Next Up Hero Review

Not quite so heroic.

Next Up Hero as an aesthetically vivid, isometric twin-stick shooter-esque dungeon crawler that features a wide variety of archetypal characters to play as. You’re tasked with fighting your way through near-endless waves of enemies and, upon completion, you’ll be granted experience that is crucial in progressing through to the next story-based mission. Each mission varies greatly in difficulty and objective, but never enough to keep the game feeling fresh and, more importantly, enjoyable.

The story is somewhat light and only exists to provide some narrative link between each instanced level, however superficial and light that may be. In brief, two characters find an unknown, mysterious location and set to rid this land of darkness by using initially unexplained powers and abilities. Whilst this does sound cliche, the innovations are instead saved for the gameplay, whereby you recruit “Echoes” to aid you in your colourful battles. These echoes are fallen warriors of instanced online battles past, and you can revive these to be controlled by the AI to assist you going forward. Further depth can be applied when you chose to sacrifice your little helpers in favour of an “Ancient”, a more powerful being that can help is more substantial ways, whether it be by applying buffs or by dealing massive damage to enemies around you.

Lost in the blinding whiteness of the tundra…

Graphically, this game stands out from its peers in numerous levels. Isometric twin-stick shooters aren’t often known for their wide colour palette, and Next Up Hero practically vomits the rainbow upon your retinas. This manages to alleviate some of the repetition-induced boredom that creeps in shortly after starting, albeit not by much.
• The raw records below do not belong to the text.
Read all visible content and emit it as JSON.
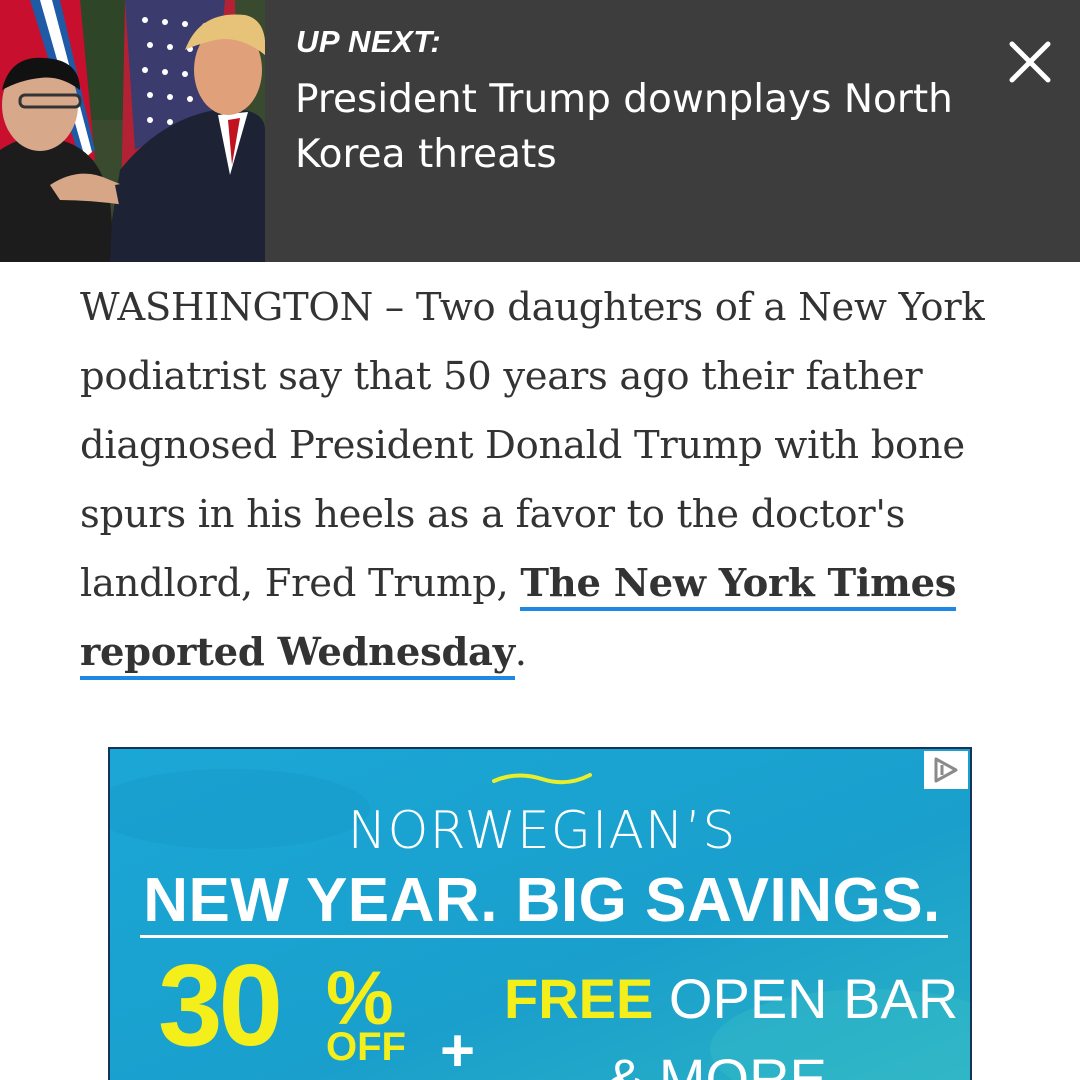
{
  "up_next": {
    "label": "UP NEXT:",
    "headline": "President Trump downplays North Korea threats",
    "background_color": "#3d3d3d",
    "close_icon": "close-icon"
  },
  "article": {
    "text_before_link": "WASHINGTON – Two daughters of a New York podiatrist say that 50 years ago their father diagnosed President Donald Trump with bone spurs in his heels as a favor to the doctor's landlord, Fred Trump, ",
    "link_text": "The New York Times reported Wednesday",
    "text_after_link": ".",
    "link_underline_color": "#1e88e5"
  },
  "ad": {
    "brand": "NORWEGIAN’S",
    "headline": "NEW YEAR. BIG SAVINGS.",
    "discount_number": "30",
    "discount_symbol": "%",
    "discount_suffix": "OFF",
    "plus": "+",
    "offer_highlight": "FREE",
    "offer_rest": " OPEN BAR",
    "offer_line2": "& MORE",
    "background_color": "#1aa3d0",
    "highlight_color": "#f4ee1a",
    "choices_icon": "ad-choices-icon"
  }
}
The beautiful cartoon aesthetic is present in all aspects of your journey and certainly makes for a bright adventure in the inspired worlds you find yourself in.

Sound design perfectly complements the visuals, too. Clean, simplistic beats accompany each heroes move-sets beautifully. From slashes with your sword to the setup of an automated turret, each carefully engineered sound feels right at home. Cutesy, synth themes promote the overall feeling of the game, being one of a lighthearted nature, and promote a more-relaxed play-style that this game appears to emulate.

It’s like an adorable Diablo. N’aww.

Next Up Hero, then, is a game that is constantly at odds with itself. Both graphically and sound design wise, it is an absolute joy. With copious innovative ideas that seep through the games very being, I should have felt joy from start to end as I poked and prodded these systems to my heart’s content. Instead, what I found was the ever-creeping sense of boredom, and feeling of it missing the gameplay hook to keep me engaged; Whether that be a higher level of polish or more gameplay variety from level to level, there’s something missing that other titles in the popular genre manage to encapsulate. It’s a game that needs to be experienced, granted, but not necessarily for the game itself. More so to experience first hand the developer’s lofty ambitions and clear talent they have when it comes to thinking outside the box, and presenting new ideas to old genres, albeit at the cost of mastering the basic principles that we come to expect.

Next Up Hero


Next Up Hero manages to introduce intriguing, innovative ideas, but at the cost of executing the core gameplay mechanic well.